Final Cut Suite for a photographer?

Discussion in 'Digital Video' started by Mike Teezie, Feb 5, 2008.

  1. Mike Teezie macrumors 68020

    Mike Teezie

    Nov 20, 2002
    I am a photographer. One of my most popular items with clients is the DVD slideshow. Currently, I use iDVD with a template, and just drag and drop. It's ridiculously easy, but very template-y.

    What I'm wanting, is simply more. I want cooler menus for the DVD. Maybe even to splice up the slideshows themselves a bit, which currently are simply photos against a black background fading in and out.

    One of my colleagues is a high end videographer, and I have access any time I want to one of his Mac Pros with the Final Cut 2 Suite. If I'm able to make something I like, I have no problem purchasing the suite for my own Mac Pro. I'm completely new to the suite, but I'm a fast learner, and have been a "Photoshop pro" for years. A question I have, is how would the workflow go? Build menu graphics in Motion, import to DVD Studio Pro, import images to FCP, all mash it all up?

    Are there resources out there? Perhaps Motion plugins or DVD Studio Pro templates that are available for purchase? Maybe that would be a good starting point to get my feet wet. also, I'd love to see any examples of people's work that might come to mind.

    As always, thanks in advance. I'm off for some heavy Googling.....
  2. AviationFan macrumors 6502a


    Jan 12, 2006
    Cedar Rapids, IA

    if your source material always consists of still images exclusively, then I would say Motion is the most important tool out of the suite for you. You can build your own templates in Motion and reuse them quickly - even drag them directly to a Final Cut timeline, which to me has been one of the most important new features when FCS2 was released. In your case, though, I am not sure that you would even use Final Cut Pro - with still images, I'd probably stay in Motion, and use Compressor for a high-quality MPEG-2 encoding for the DVD. Then, of course, use DVD Studio to author the DVD.

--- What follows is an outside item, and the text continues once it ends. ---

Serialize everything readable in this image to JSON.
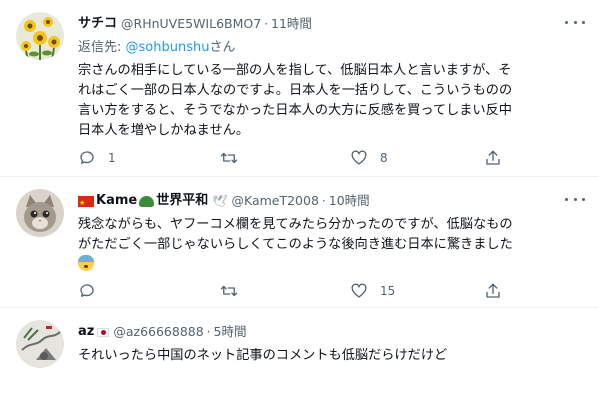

    One fairly easy and inexpensive thing you could do to get a better idea of what all the different tools do is this: get a subscription from just for one month ($25), and go through some of their video tutorials. Don't watch them all, at least not right away - that would take forever - but rather look at the topics that you feel have a lot to do with your intended use. From observing how the features are used on these videos, I bet you can make a much better decision as to whether it's a good investment for you or not.

    - Martin
  3. Mike Teezie thread starter macrumors 68020

    Mike Teezie

    Nov 20, 2002
    Thanks for the reply.

    I'm definitely check out the site!

Share This Page